Fourteen sites are declining, and these include locations on Chilson Creek, Davis Creek, east branch of Fleming Creek, Norton Creek, and South Ore Creek. Eight of the declining sites are in Livingston County, two are in Washtenaw, and three are in Oakland.
Fourteen sites are significantly improving. Twelve of the improving sites are in Washtenaw County, including Boyden Creek, Horseshoe Creek, the main and west branches of Fleming Creek, Huron Creek, the Huron River in Ann Arbor and Ypsilanti, Malletts Creek, and several places on Mill Creek. One site is improving in Livingston County (Mann Creek at Van Amberg Road), and 1 site is improving in Wayne County (Woods Creek at the Lower Huron Metropark).
I’ve become a big fan of Arms Creek over the couple of years as I have learned more and more about it. While possessing a rather mucky stream bed, the water is cold and heavily influenced by groundwater, the riparian zone is thick and undisturbed in many parts, and there is plenty of woody debris in the water. In fact, part of Arms Creek is actually in a Natural River Zone. Also, many many years ago, the DNR stocked trout in Arms Creek because of the cold water temperature, which is a very rare thing for southeast Michigan. However, despite all of these great properties, the insect community has only ever been mediocre (probably due to the fine sand and muck dominating the streambed).
Therefore I was very excited to see this fall’s sample was the best ever collected there since sampling started in 1994. Sixteen total insect families were found, with five of those members of the mayfly and caddisfly families, and 3 of the families classified as “sensitive”. Sensitive families are those that are first to disappear in disturbed or polluted conditions. Finding three sensitive families is very good and usually only our best River Roundup sites have that many.
I have lowlighted Davis Creek before in this results blog, but the really poor results from this Roundup have prompted me to look into the issue again. Both the Doane Road and Pontiac Trail sites had very poor macroinvertebrate samples; the worst seen in many years at both of these sites. Both of these sites are on the main branch of Davis Creek, upstream from Sandy Bottom and Ten Mile Lake, on the outskirts of South Lyon.
To investigate the issue, I looked at the habitat data collected by our volunteers in the summer. Both locations have good to excellent habitat, with good diversity of substrate, good riparian zones, and plenty of instream woody debris. Furthermore, summer creekwalkers also explored two sections of this creek and also reported finding good habitat throughout.
Therefore, it is probable that there is something dissolved in the water, rather than poor habitat, that is reducing the macroinvertebrate diversity and abundance. Our volunteers regularly take water samples during the River Roundup that we analyze for conductivity (a proxy for total dissolved solids, which includes inorganic or organic substances, naturally found and pollutants). I plotted out conductivity over time and did indeed notice an increase of conductivity since 1994. Conductivity is going up; bugs are going down.
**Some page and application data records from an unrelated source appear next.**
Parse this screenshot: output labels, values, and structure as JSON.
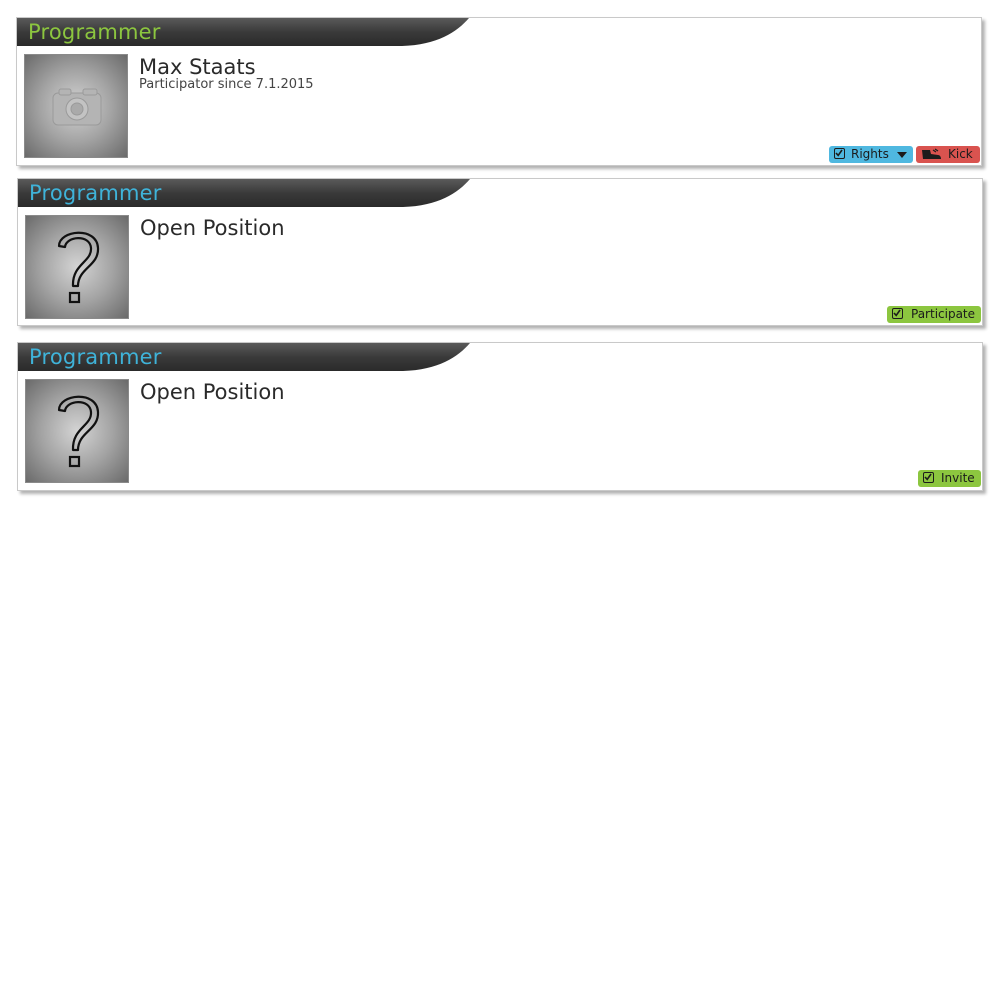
{
  "colors": {
    "role_active": "#8cc63f",
    "role_open": "#3fb3d9",
    "header_dark": "#3c3c3c",
    "rights_button": "#4fb8e0",
    "kick_button": "#d9534f",
    "green_button": "#8cc63f"
  },
  "cards": [
    {
      "role": "Programmer",
      "name": "Max Staats",
      "since": "Participator since 7.1.2015",
      "photo_icon": "camera-icon",
      "buttons": {
        "rights": "Rights",
        "kick": "Kick"
      }
    },
    {
      "role": "Programmer",
      "name": "Open Position",
      "photo_icon": "question-mark-icon",
      "buttons": {
        "participate": "Participate"
      }
    },
    {
      "role": "Programmer",
      "name": "Open Position",
      "photo_icon": "question-mark-icon",
      "buttons": {
        "invite": "Invite"
      }
    }
  ]
}
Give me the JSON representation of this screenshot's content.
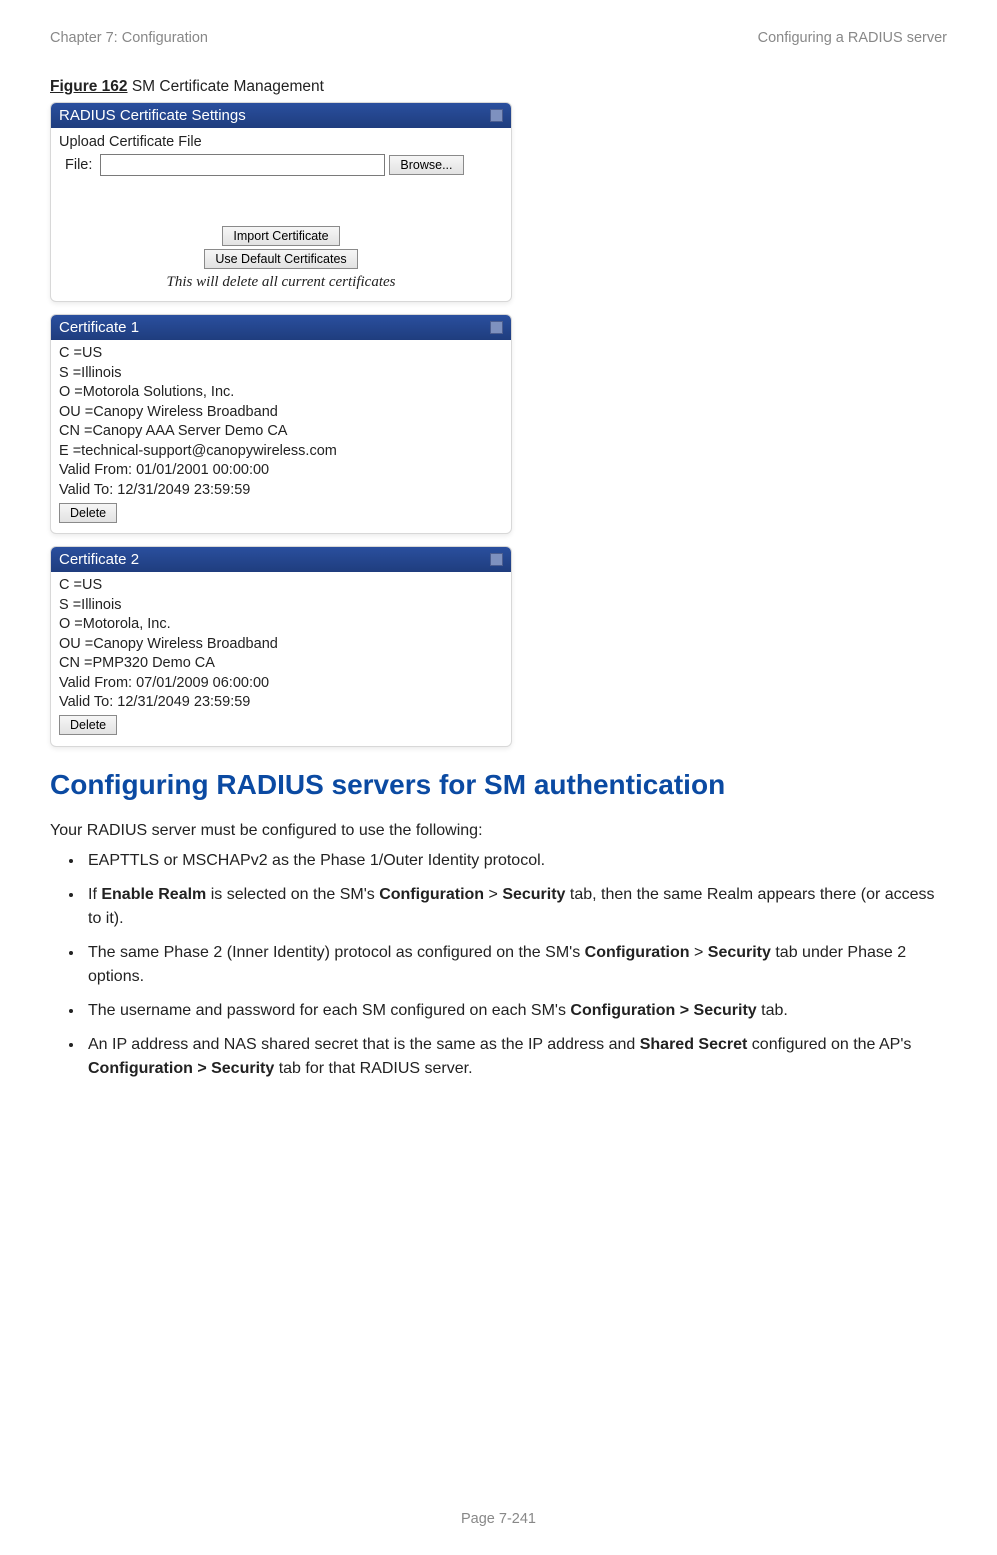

A correlation like this does not prove anything especially given the variability in the data, but it is an interesting clue.
As a followup, it could be useful to get a water analysis to determine the exact chemical constituents of Davis Creek. We may be dealing with herbicides or pesticides, or perhaps excessive chloride (from water softeners). There is also more of the creek to explore on foot, as there are some light industrial and residential areas that we have not visited yet.
Do you consider yourself a Michigander, or aspire to be one? Then you should brave the cold and join the Winter Stonefly Search on January 17. It is like the River Roundup, only much snowier. You can register for the event here.